This second part uses Xcode’s Interface Builder to create the document window, then wire it up to the code which brings PDFKit and AppKit together.
Building a useful app in Xcode 10.1 with Swift. This app is a PDF reader which requires around a dozen lines of code.
Calling command tools from Swift changes with macOS 10.13 and 10.14 with the deprecation of some of the Process class. Solutions aren’t as clean as they should be.
Simple: when running on older macOS, remove some items from the app menu. The solution is also straightforward, just very hard to locate.
Swift Playgrounds are attracting a lot of young people to learn to code. But what do they do when they’re ready to write ‘proper’ apps? Where are Apple’s guides and example code?
At last: RouteMap performs some analysis on your Signposts, and with the other tools can be used to estimate latency, and look at macOS system performance too.
Picking the right time system for the purpose is critical when you want to analyse very short periods. Sometimes it takes time to discover how to juggle with time.

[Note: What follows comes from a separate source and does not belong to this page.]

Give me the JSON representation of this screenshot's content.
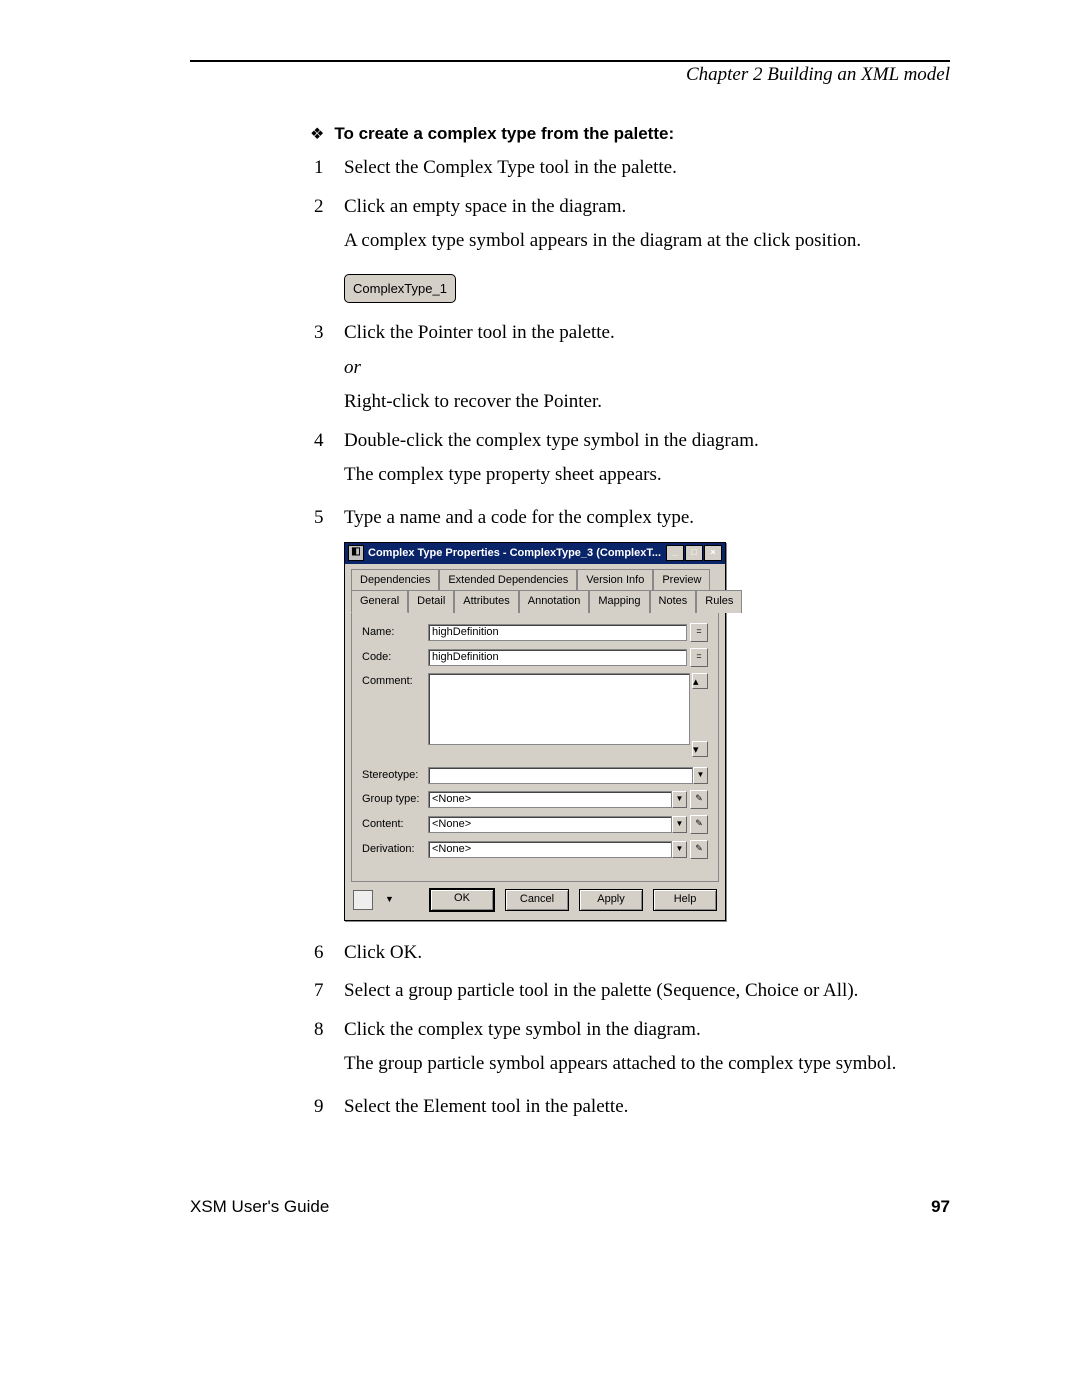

Doesn’t writing so much to the unified log result in performance penalties? So how can Apple expect us to use the log and Signposts to measure performance?
Blowhole 7 now writes proper Signposts in Mojave, as well as Pseudo-Signposts in Sierra and High Sierra.
At first I thought it was my mistake. Then it looked like a simple error in the interface. But this bug in Mojave’s signposts is more complex. Here’s a workaround.